Down at the Fisherman’s Cottage
Down at the Fisherman’s Cottage,
By the sparkling Shanklin Bay,
A yarning of Storytellers
Is spinning the night away.
They call up stories of smugglers,
Especially One-eyed Jake,
Who walked the beach in the darkness,
With a lamp on a hawthorn stake.
It was at the turn of the century,
Not this century, but two before,
When the clippers sailed down the Solent,
And Jake took a stroll down the shore.
A neat-trimmed ship called the Argent
Was heading for Portsmouth Sound,
When Jake waved his stick with its lantern

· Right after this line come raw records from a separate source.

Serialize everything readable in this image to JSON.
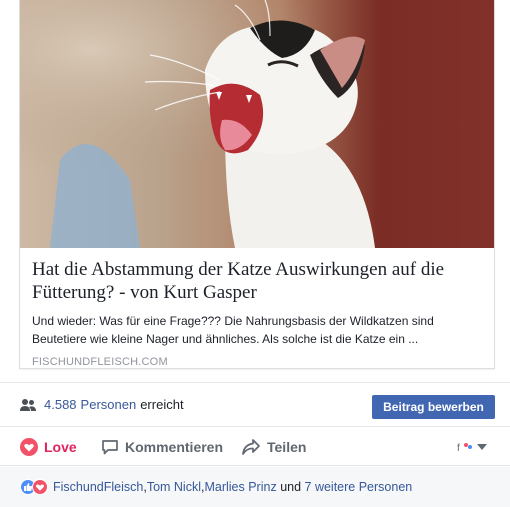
{
  "article": {
    "headline": "Hat die Abstammung der Katze Auswirkungen auf die Fütterung? - von Kurt Gasper",
    "snippet": "Und wieder: Was für eine Frage??? Die Nahrungsbasis der Wildkatzen sind Beutetiere wie kleine Nager und ähnliches. Als solche ist die Katze ein ...",
    "domain": "FISCHUNDFLEISCH.COM"
  },
  "reach": {
    "count": "4.588",
    "count_label": "Personen",
    "suffix": "erreicht",
    "boost_button": "Beitrag bewerben"
  },
  "actions": {
    "love": "Love",
    "comment": "Kommentieren",
    "share": "Teilen"
  },
  "reactions": {
    "names": [
      "FischundFleisch",
      "Tom Nickl",
      "Marlies Prinz"
    ],
    "sep1": ", ",
    "sep2": ", ",
    "connector": " und ",
    "others": "7 weitere Personen"
  },
  "colors": {
    "link": "#385898",
    "button": "#4267b2",
    "love": "#e0245e"
  },
  "icons": [
    "people-icon",
    "heart-icon",
    "comment-icon",
    "share-icon",
    "reaction-picker-icon",
    "like-reaction-icon",
    "love-reaction-icon"
  ]
}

And turned the sleek Argent round.
The night was sticky and foggy
And the captain couldn’t see right.
He took Jake’s rosy lantern
For the harbour’s red leading light.

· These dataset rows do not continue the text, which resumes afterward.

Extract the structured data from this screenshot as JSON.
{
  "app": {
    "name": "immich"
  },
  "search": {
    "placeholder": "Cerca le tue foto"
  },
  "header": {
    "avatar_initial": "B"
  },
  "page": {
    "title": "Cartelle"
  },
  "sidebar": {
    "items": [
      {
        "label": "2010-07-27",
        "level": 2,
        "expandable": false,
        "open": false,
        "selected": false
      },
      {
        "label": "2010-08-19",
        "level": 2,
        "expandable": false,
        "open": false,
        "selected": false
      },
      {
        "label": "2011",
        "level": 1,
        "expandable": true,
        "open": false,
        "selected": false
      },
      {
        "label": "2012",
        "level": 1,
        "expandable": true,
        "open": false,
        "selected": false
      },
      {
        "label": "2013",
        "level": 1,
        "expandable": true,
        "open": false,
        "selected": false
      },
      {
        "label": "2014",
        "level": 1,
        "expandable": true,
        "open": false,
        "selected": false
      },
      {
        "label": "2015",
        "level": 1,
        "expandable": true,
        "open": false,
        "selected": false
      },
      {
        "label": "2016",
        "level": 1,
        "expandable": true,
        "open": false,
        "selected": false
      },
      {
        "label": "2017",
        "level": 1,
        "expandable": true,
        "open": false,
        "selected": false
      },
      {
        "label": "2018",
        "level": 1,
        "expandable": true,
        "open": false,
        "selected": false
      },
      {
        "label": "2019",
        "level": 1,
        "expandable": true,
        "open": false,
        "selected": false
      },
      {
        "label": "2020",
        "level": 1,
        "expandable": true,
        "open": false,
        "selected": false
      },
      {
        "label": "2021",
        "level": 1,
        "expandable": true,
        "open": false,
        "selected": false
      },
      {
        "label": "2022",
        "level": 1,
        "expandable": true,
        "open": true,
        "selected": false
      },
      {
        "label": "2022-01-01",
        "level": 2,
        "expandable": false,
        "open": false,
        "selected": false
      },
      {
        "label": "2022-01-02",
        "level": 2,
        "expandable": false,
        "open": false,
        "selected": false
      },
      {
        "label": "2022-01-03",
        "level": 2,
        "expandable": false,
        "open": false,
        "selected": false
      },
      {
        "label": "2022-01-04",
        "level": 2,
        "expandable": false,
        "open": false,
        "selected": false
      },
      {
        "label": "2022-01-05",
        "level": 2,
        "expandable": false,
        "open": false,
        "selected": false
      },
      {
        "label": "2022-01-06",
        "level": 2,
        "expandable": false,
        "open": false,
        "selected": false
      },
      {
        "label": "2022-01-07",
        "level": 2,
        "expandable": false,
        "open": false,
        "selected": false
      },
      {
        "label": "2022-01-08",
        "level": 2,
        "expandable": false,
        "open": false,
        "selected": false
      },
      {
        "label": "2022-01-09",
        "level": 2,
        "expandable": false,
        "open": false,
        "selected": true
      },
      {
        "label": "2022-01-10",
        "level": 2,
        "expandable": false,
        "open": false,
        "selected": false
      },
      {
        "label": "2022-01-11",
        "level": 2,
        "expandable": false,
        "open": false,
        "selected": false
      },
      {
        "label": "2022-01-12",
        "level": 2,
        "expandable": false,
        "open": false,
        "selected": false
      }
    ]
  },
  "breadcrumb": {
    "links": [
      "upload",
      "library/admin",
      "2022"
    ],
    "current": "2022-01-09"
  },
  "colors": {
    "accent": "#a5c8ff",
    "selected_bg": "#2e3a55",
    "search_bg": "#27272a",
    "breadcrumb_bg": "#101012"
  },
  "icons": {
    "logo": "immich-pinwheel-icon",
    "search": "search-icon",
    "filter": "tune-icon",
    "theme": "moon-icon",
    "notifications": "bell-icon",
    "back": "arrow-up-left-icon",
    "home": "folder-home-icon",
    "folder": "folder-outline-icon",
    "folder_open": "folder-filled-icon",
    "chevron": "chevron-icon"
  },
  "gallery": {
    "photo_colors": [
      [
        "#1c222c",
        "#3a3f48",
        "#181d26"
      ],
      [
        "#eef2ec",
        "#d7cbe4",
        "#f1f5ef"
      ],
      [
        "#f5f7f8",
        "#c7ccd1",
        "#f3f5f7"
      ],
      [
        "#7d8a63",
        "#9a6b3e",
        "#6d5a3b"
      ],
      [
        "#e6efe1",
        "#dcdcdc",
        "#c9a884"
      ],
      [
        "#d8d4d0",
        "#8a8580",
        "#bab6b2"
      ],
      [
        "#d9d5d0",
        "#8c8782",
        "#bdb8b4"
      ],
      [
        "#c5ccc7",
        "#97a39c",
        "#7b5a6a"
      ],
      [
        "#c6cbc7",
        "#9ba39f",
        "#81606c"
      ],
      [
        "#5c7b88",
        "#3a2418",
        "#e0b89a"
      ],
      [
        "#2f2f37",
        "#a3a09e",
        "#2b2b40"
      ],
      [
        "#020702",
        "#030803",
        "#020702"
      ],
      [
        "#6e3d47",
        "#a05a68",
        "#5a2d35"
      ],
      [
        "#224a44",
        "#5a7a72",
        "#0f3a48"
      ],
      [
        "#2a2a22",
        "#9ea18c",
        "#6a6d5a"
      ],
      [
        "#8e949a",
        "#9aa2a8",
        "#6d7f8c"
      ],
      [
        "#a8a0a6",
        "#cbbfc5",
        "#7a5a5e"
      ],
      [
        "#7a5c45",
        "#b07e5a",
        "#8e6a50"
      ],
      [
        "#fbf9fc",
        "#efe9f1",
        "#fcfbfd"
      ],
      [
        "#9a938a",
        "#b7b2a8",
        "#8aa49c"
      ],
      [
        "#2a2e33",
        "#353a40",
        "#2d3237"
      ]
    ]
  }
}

But as he made for disaster,
The fog parted like a curtain.
And the captain realised his error.
He must check it. That was for certain.
He swung the rudder to starboard.
And his cargo and crew did save.
But it churned the sea and created
A giant tsunami wave!
Well, Jake never saw it coming.
His bad eye looked out to sea.
He’d always been kind of squeamish.
Never watched his skullduggery.
The beautiful beach at Shanklin
Became an almighty lake
And that was the final sighting
That anyone had of Jake.
They say, on a winter’s evening,
Around about half past nine,
You can just see a stick with a lantern
Disappearing beneath the brine.
©Ruth Twyman Lockyer May 2014